> **TASK INSTRUCTIONS**: Give back the data in full, with every line exact.

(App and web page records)
::::

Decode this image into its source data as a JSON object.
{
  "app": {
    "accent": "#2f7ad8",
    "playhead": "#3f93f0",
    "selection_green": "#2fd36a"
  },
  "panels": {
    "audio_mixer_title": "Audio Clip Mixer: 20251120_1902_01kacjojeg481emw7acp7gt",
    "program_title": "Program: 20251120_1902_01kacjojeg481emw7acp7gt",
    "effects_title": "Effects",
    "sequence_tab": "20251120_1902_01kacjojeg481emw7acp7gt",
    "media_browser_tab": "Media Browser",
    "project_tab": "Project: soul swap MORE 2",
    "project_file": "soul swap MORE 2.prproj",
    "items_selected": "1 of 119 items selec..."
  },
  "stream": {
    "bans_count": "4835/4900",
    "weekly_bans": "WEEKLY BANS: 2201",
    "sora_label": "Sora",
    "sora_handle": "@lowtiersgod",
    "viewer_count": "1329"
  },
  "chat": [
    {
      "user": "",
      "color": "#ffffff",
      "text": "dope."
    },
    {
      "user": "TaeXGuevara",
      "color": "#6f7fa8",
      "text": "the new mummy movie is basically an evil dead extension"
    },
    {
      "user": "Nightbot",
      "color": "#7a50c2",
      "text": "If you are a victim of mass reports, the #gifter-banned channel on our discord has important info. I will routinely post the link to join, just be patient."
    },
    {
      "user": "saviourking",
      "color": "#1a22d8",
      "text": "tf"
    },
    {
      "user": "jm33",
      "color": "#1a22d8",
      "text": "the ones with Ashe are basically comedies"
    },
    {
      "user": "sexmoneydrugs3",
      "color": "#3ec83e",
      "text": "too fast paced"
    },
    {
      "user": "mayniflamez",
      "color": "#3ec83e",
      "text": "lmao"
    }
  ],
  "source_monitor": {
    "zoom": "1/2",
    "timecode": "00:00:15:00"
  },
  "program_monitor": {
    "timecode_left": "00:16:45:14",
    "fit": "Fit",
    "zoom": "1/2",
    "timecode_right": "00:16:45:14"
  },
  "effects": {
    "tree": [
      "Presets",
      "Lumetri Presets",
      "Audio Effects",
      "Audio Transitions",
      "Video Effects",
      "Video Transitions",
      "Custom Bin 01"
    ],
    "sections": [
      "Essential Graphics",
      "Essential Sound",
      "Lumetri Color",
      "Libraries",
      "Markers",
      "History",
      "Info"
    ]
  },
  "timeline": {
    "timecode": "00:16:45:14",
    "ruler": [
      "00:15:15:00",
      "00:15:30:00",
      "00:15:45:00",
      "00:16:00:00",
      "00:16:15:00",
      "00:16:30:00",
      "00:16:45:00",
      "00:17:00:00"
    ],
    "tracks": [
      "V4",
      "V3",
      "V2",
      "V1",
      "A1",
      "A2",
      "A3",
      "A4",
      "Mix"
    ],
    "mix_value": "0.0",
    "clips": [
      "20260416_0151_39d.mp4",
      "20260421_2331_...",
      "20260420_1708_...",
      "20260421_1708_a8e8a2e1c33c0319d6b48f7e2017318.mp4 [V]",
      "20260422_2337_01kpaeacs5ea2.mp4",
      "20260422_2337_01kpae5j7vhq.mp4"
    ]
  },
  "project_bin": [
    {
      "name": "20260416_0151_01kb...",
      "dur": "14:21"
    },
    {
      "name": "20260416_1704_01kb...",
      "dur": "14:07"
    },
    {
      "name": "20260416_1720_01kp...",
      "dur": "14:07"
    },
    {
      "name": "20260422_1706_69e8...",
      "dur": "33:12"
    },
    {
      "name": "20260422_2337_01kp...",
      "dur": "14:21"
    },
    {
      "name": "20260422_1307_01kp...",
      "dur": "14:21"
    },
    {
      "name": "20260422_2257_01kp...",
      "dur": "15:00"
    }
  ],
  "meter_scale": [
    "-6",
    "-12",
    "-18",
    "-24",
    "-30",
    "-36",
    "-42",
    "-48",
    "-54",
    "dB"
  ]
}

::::

> **OUTPUT OF THE EXERCISE**:
Decode this image into its source data as a JSON object.
{
  "app": {
    "accent": "#2f7ad8",
    "playhead": "#3f93f0",
    "selection_green": "#2fd36a"
  },
  "panels": {
    "audio_mixer_title": "Audio Clip Mixer: 20251120_1902_01kacjojeg481emw7acp7gt",
    "program_title": "Program: 20251120_1902_01kacjojeg481emw7acp7gt",
    "effects_title": "Effects",
    "sequence_tab": "20251120_1902_01kacjojeg481emw7acp7gt",
    "media_browser_tab": "Media Browser",
    "project_tab": "Project: soul swap MORE 2",
    "project_file": "soul swap MORE 2.prproj",
    "items_selected": "1 of 119 items selec..."
  },
  "stream": {
    "bans_count": "4835/4900",
    "weekly_bans": "WEEKLY BANS: 2201",
    "sora_label": "Sora",
    "sora_handle": "@lowtiersgod",
    "viewer_count": "1329"
  },
  "chat": [
    {
      "user": "",
      "color": "#ffffff",
      "text": "dope."
    },
    {
      "user": "TaeXGuevara",
      "color": "#6f7fa8",
      "text": "the new mummy movie is basically an evil dead extension"
    },
    {
      "user": "Nightbot",
      "color": "#7a50c2",
      "text": "If you are a victim of mass reports, the #gifter-banned channel on our discord has important info. I will routinely post the link to join, just be patient."
    },
    {
      "user": "saviourking",
      "color": "#1a22d8",
      "text": "tf"
    },
    {
      "user": "jm33",
      "color": "#1a22d8",
      "text": "the ones with Ashe are basically comedies"
    },
    {
      "user": "sexmoneydrugs3",
      "color": "#3ec83e",
      "text": "too fast paced"
    },
    {
      "user": "mayniflamez",
      "color": "#3ec83e",
      "text": "lmao"
    }
  ],
  "source_monitor": {
    "zoom": "1/2",
    "timecode": "00:00:15:00"
  },
  "program_monitor": {
    "timecode_left": "00:16:45:14",
    "fit": "Fit",
    "zoom": "1/2",
    "timecode_right": "00:16:45:14"
  },
  "effects": {
    "tree": [
      "Presets",
      "Lumetri Presets",
      "Audio Effects",
      "Audio Transitions",
      "Video Effects",
      "Video Transitions",
      "Custom Bin 01"
    ],
    "sections": [
      "Essential Graphics",
      "Essential Sound",
      "Lumetri Color",
      "Libraries",
      "Markers",
      "History",
      "Info"
    ]
  },
  "timeline": {
    "timecode": "00:16:45:14",
    "ruler": [
      "00:15:15:00",
      "00:15:30:00",
      "00:15:45:00",
      "00:16:00:00",
      "00:16:15:00",
      "00:16:30:00",
      "00:16:45:00",
      "00:17:00:00"
    ],
    "tracks": [
      "V4",
      "V3",
      "V2",
      "V1",
      "A1",
      "A2",
      "A3",
      "A4",
      "Mix"
    ],
    "mix_value": "0.0",
    "clips": [
      "20260416_0151_39d.mp4",
      "20260421_2331_...",
      "20260420_1708_...",
      "20260421_1708_a8e8a2e1c33c0319d6b48f7e2017318.mp4 [V]",
      "20260422_2337_01kpaeacs5ea2.mp4",
      "20260422_2337_01kpae5j7vhq.mp4"
    ]
  },
  "project_bin": [
    {
      "name": "20260416_0151_01kb...",
      "dur": "14:21"
    },
    {
      "name": "20260416_1704_01kb...",
      "dur": "14:07"
    },
    {
      "name": "20260416_1720_01kp...",
      "dur": "14:07"
    },
    {
      "name": "20260422_1706_69e8...",
      "dur": "33:12"
    },
    {
      "name": "20260422_2337_01kp...",
      "dur": "14:21"
    },
    {
      "name": "20260422_1307_01kp...",
      "dur": "14:21"
    },
    {
      "name": "20260422_2257_01kp...",
      "dur": "15:00"
    }
  ],
  "meter_scale": [
    "-6",
    "-12",
    "-18",
    "-24",
    "-30",
    "-36",
    "-42",
    "-48",
    "-54",
    "dB"
  ]
}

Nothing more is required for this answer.